Sophomore running back George Atkinson III got an up close and personal introduction to the new Ishaq Williams during Friday’s practice. The Irish were in tag-off mode — when defenders are supposed to get to the ball carrier but not necessarily tackle at full speed — when Atkinson took a handoff and broke to the outside of the defense. Williams missed the memo and sent Atkinson flying.
Irish sophmore Ishaq Wiliams is learning what kind of effort it takes to succeed at college.
“I was running in there kind of high and I didn’t lower my shoulder in the hole, and he laid me out pretty good. He’s getting better definitely.” Atkinson said.

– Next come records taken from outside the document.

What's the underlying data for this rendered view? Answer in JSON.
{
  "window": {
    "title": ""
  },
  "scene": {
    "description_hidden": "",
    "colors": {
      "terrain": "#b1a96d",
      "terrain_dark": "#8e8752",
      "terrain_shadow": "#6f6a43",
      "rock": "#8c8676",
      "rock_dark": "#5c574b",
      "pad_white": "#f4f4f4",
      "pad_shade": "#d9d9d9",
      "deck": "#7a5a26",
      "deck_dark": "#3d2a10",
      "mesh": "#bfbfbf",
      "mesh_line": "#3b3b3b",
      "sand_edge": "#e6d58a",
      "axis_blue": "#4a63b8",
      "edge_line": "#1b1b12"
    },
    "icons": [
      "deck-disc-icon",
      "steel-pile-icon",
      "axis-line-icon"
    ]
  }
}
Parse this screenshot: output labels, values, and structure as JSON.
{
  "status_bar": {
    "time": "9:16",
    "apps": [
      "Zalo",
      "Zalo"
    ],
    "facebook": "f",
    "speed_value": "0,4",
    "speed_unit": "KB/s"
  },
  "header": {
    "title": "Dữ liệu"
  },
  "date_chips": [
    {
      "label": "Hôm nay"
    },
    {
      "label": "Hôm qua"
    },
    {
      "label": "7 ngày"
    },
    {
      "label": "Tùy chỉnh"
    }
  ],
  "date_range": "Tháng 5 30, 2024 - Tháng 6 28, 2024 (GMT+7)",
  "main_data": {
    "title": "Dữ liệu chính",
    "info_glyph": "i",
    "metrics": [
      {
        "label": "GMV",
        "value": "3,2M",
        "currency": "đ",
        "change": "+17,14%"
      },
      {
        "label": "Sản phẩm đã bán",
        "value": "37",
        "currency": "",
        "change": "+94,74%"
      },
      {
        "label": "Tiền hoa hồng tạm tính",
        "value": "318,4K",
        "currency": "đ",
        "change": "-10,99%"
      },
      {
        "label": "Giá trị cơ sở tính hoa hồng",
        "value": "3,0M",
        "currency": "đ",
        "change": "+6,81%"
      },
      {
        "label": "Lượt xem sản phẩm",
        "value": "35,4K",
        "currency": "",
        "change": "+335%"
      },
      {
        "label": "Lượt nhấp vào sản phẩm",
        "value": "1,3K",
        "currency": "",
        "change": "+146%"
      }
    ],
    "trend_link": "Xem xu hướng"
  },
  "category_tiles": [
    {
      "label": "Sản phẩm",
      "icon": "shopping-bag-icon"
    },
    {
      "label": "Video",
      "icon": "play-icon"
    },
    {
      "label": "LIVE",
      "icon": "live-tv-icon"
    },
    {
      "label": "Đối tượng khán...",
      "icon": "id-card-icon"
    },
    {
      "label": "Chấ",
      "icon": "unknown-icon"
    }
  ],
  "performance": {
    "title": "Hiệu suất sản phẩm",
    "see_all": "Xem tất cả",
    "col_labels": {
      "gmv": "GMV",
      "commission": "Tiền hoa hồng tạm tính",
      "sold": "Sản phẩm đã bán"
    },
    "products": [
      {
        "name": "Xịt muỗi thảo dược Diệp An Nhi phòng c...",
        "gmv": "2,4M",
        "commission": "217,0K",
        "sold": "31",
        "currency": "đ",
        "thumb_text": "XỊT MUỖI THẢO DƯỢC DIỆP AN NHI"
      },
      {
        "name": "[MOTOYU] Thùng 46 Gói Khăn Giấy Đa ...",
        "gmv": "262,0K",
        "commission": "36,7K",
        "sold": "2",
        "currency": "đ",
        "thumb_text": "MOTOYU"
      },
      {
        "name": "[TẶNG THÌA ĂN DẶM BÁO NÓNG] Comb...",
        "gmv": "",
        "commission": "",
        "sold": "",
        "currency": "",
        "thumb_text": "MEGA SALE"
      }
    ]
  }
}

The sophomore outside linebacker is bringing a new level of intensity to the practice field this spring, and everyone around him is starting to notice. Williams arrived in South Bend as part of a promising trio of talented freshman defenders. His counterparts, defensive linemen Stephon Tuit and Aaron Lynch, lived up to their hype, but Williams contributed sparingly. The Irish coaching staff said a lack of effort was the biggest thing holding back the five-star prospect during his first fall on campus. That’s beginning to change.
“It’s just learning how to practice, learning how to play. You have to put 100 percent effort into each play,” Williams said.

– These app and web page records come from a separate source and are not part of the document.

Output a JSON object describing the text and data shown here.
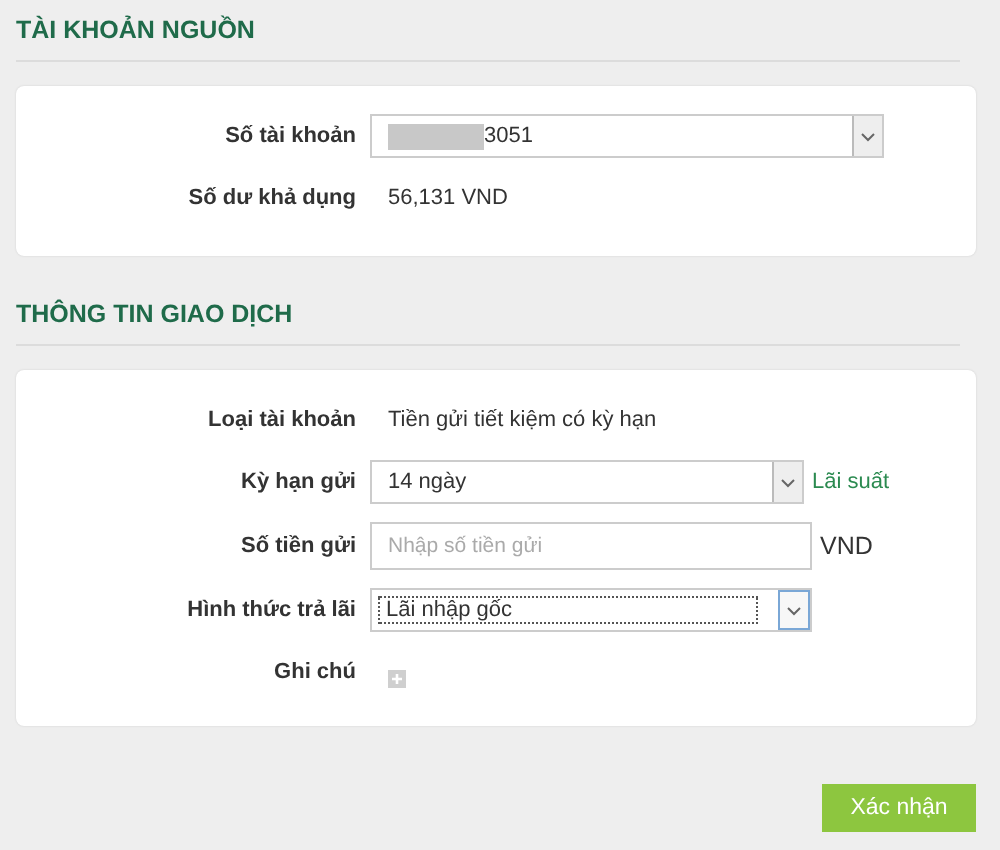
{
  "source_account": {
    "title": "TÀI KHOẢN NGUỒN",
    "rows": [
      {
        "kind": "select",
        "label": "Số tài khoản",
        "value": "3051",
        "masked": true
      },
      {
        "kind": "text",
        "label": "Số dư khả dụng",
        "value": "56,131 VND"
      }
    ]
  },
  "transaction_info": {
    "title": "THÔNG TIN GIAO DỊCH",
    "rows": [
      {
        "kind": "text",
        "label": "Loại tài khoản",
        "value": "Tiền gửi tiết kiệm có kỳ hạn"
      },
      {
        "kind": "select",
        "label": "Kỳ hạn gửi",
        "value": "14 ngày",
        "link": "Lãi suất"
      },
      {
        "kind": "input",
        "label": "Số tiền gửi",
        "placeholder": "Nhập số tiền gửi",
        "unit": "VND"
      },
      {
        "kind": "select",
        "label": "Hình thức trả lãi",
        "value": "Lãi nhập gốc",
        "focused": true
      },
      {
        "kind": "note",
        "label": "Ghi chú"
      }
    ]
  },
  "buttons": [
    "Xác nhận"
  ]
}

At 6-5, 255 pounds high school football in New York was a cakewalk for the athletic Williams. He won the state’s Gatorade player of the year award and made the U.S. Army All-American team. Last year he saw the field in 11 games, mostly on special teams but also at certain times at the cat linebacker spot. He finished the year with six total tackles, which was well below his expectations coming into the year.
Williams said the lack of productivity was his wake up call. Toward the end of the 2011 regular season his understanding of the defense starting to come into focus and he realized the amount of work it would take to start playing more. This spring the coaches have noticed his new intensity.

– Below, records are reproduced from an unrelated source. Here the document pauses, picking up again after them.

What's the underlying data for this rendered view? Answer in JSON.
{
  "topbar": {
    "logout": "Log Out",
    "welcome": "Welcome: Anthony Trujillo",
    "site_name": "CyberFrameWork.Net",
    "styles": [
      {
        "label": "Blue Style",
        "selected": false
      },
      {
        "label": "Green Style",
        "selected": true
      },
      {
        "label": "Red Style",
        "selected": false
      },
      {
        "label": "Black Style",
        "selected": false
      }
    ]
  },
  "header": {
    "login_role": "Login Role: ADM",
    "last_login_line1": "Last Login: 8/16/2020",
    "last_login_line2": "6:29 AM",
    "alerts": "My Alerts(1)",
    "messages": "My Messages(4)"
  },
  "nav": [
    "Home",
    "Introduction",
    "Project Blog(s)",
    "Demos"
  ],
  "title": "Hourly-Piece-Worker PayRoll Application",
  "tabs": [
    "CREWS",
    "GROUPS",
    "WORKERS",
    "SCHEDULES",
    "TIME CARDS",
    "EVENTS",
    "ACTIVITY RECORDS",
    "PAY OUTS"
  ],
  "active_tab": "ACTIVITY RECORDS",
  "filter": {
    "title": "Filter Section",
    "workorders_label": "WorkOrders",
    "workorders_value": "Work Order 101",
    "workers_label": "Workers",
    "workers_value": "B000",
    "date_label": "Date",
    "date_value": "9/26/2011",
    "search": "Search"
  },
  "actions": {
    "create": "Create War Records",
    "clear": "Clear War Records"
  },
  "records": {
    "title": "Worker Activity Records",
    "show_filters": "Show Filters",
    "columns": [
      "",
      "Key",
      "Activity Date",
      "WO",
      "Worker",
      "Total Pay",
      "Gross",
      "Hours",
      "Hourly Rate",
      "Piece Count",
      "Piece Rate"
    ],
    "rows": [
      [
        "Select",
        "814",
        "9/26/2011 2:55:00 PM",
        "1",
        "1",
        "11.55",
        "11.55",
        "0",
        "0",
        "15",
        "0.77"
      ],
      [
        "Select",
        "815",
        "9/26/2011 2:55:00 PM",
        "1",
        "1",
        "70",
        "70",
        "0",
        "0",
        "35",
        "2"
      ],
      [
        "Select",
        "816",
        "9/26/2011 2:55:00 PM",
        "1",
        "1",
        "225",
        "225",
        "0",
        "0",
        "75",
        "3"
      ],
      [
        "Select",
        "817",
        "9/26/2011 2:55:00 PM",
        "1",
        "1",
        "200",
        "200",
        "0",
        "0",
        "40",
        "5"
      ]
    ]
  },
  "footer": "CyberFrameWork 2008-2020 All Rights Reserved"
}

“Ishaq is learning how to practice. He’s learning how to compete at this level and prepare to compete at this level,” said defensive coordinator Bob Diaco. “There are a lot less plays where he is loafing or not giving effort. There are more plays when he’s giving either the expected level of effort and then also what we would consider to be exceptional effort.”
A better understanding of his job has also helped Williams bring his game to a new speed during the past two weeks of practice.
““He’s getting there,” head coach Brian Kelly said. “The light is starting to go on.”
A clearer path to the playing field doesn’t hurt either. Williams has enough athleticism to be an option at either outside linebacker position, but he has worked solely at the cat spot this spring. The position, which is a hybrid between defensive end and outside linebacker, is a good fit for Williams who played most of his high school career with his hand on the ground. He said getting a chance to get after the quarterback is something he looks forward to.
“I like to rush the passer. I like the fact that I can do that,” he said.
Williams was stuck behind senior Darius Fleming on the depth chart last season. Now he has the chance to earn a starting spot if he continues to work hard. Junior Prince Shembo is the guy to beat currently at the cat position. But with Shembo temporarily sidelined with a case of turf toe that left him in a walking boot this week, the door is open for Williams to start turning his new work ethic int tangible results.